Which lines of the data hold the word "screenshot"? Copy all of them.
** Supplied material follows **
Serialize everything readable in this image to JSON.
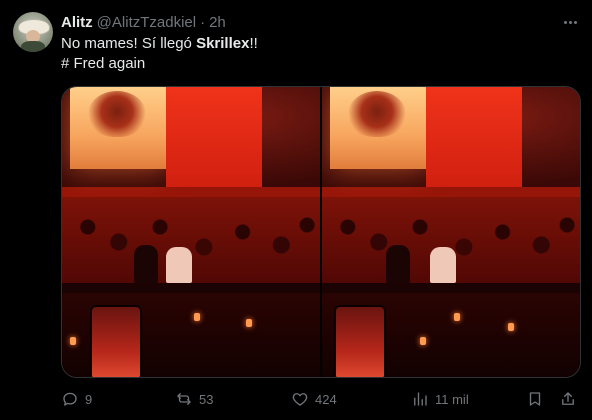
{
  "tweet": {
    "name": "Alitz",
    "handle": "@AlitzTzadkiel",
    "separator": "·",
    "time": "2h",
    "text_line1_prefix": "No mames! Sí llegó ",
    "text_line1_bold": "Skrillex",
    "text_line1_suffix": "!!",
    "text_line2": "# Fred again"
  },
  "actions": {
    "replies": "9",
    "reposts": "53",
    "likes": "424",
    "views": "11 mil"
  },
  "icons": {
    "more": "more-icon",
    "reply": "reply-icon",
    "repost": "repost-icon",
    "like": "heart-icon",
    "views": "views-icon",
    "bookmark": "bookmark-icon",
    "share": "share-icon"
  },
  "colors": {
    "background": "#000000",
    "text": "#e7e9ea",
    "secondary_text": "#71767b",
    "border": "#2f3336"
  }
}
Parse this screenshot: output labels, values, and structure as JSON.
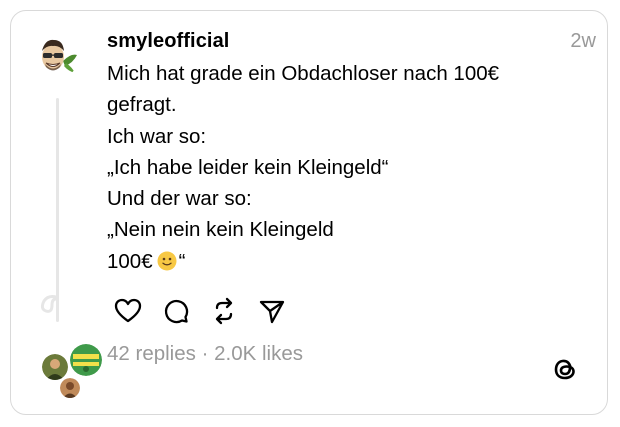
{
  "post": {
    "username": "smyleofficial",
    "timestamp": "2w",
    "lines": [
      "Mich hat grade ein Obdachloser nach 100€",
      "gefragt.",
      "Ich war so:",
      "„Ich habe leider kein Kleingeld“",
      "Und der war so:",
      "„Nein nein kein Kleingeld"
    ],
    "last_line_start": "100€",
    "last_line_end": "“",
    "emoji_icon": "slightly-smiling-face-emoji"
  },
  "actions": {
    "icons": [
      "heart-icon",
      "comment-icon",
      "repost-icon",
      "share-icon"
    ]
  },
  "stats": {
    "replies": "42 replies",
    "separator": "·",
    "likes": "2.0K likes"
  },
  "logo": "threads-logo-icon"
}
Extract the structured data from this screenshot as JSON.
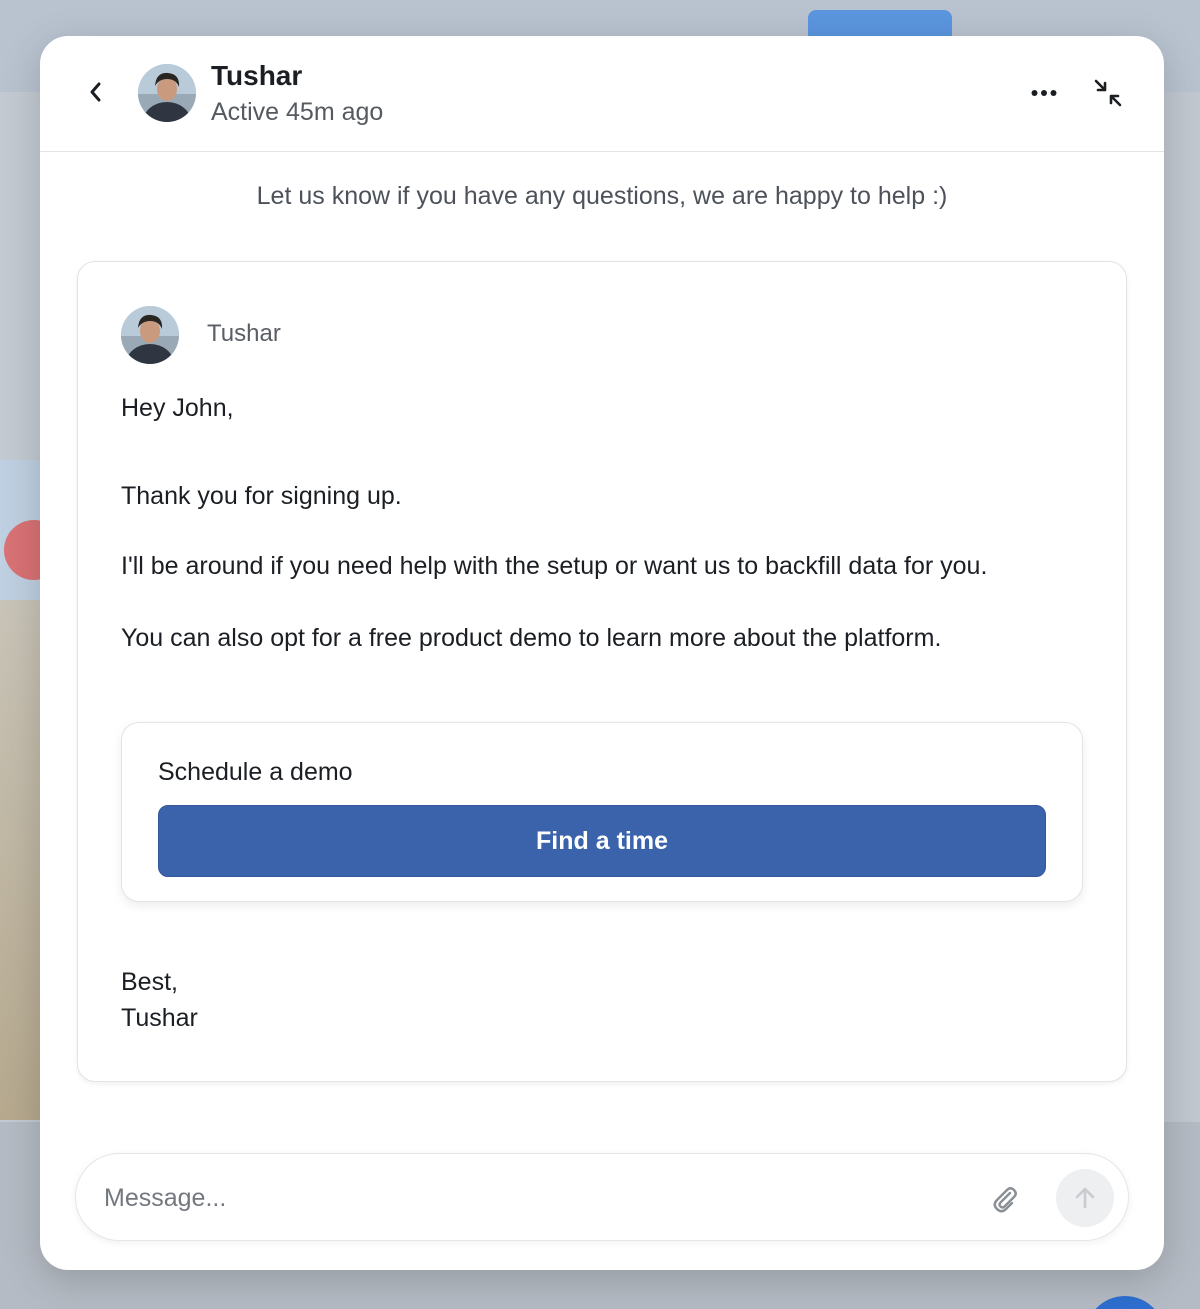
{
  "header": {
    "name": "Tushar",
    "status": "Active 45m ago",
    "back_icon": "chevron-left-icon",
    "more_icon": "more-horizontal-icon",
    "collapse_icon": "collapse-arrows-icon"
  },
  "intro": {
    "text": "Let us know if you have any questions, we are happy to help :)"
  },
  "message": {
    "sender": "Tushar",
    "greeting": "Hey John,",
    "lines": [
      "Thank you for signing up.",
      "I'll be around if you need help with the setup or want us to backfill data for you.",
      "You can also opt for a free product demo to learn more about the platform."
    ],
    "demo": {
      "title": "Schedule a demo",
      "button_label": "Find a time"
    },
    "signoff": "Best,",
    "signature": "Tushar"
  },
  "composer": {
    "placeholder": "Message...",
    "attach_icon": "paperclip-icon",
    "send_icon": "arrow-up-icon"
  },
  "colors": {
    "accent": "#3b63ab",
    "text": "#1b1f24",
    "muted": "#555a61",
    "border": "#e1e3e7"
  }
}
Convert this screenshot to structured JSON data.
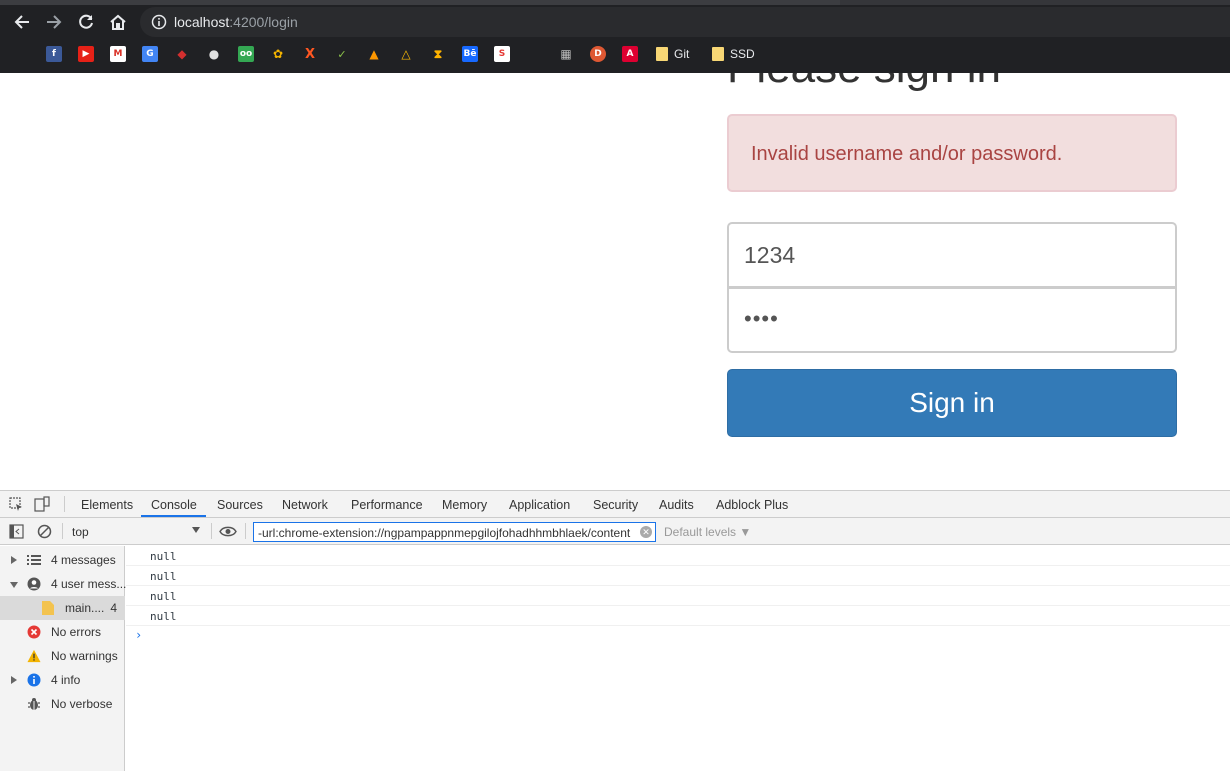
{
  "browser": {
    "url_host": "localhost",
    "url_rest": ":4200/login",
    "bookmark_folders": [
      {
        "label": "Git"
      },
      {
        "label": "SSD"
      }
    ]
  },
  "page": {
    "heading": "Please sign in",
    "alert_text": "Invalid username and/or password.",
    "username_value": "1234",
    "password_value": "••••",
    "signin_label": "Sign in"
  },
  "devtools": {
    "tabs": [
      "Elements",
      "Console",
      "Sources",
      "Network",
      "Performance",
      "Memory",
      "Application",
      "Security",
      "Audits",
      "Adblock Plus"
    ],
    "active_tab": "Console",
    "context": "top",
    "filter_value": "-url:chrome-extension://ngpampappnmepgilojfohadhhmbhlaek/content",
    "levels_label": "Default levels ▼",
    "sidebar": [
      {
        "label": "4 messages"
      },
      {
        "label": "4 user mess..."
      },
      {
        "label": "main....",
        "count": "4"
      },
      {
        "label": "No errors"
      },
      {
        "label": "No warnings"
      },
      {
        "label": "4 info"
      },
      {
        "label": "No verbose"
      }
    ],
    "logs": [
      "null",
      "null",
      "null",
      "null"
    ],
    "prompt": "›"
  },
  "colors": {
    "primary": "#337ab7",
    "alert_bg": "#f2dede",
    "alert_text": "#a94442",
    "devtools_accent": "#1a73e8"
  }
}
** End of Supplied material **
• Task result
Parse this screenshot: output labels, values, and structure as JSON.
Extract the structured data from this screenshot as JSON.
Convert this screenshot to structured JSON data.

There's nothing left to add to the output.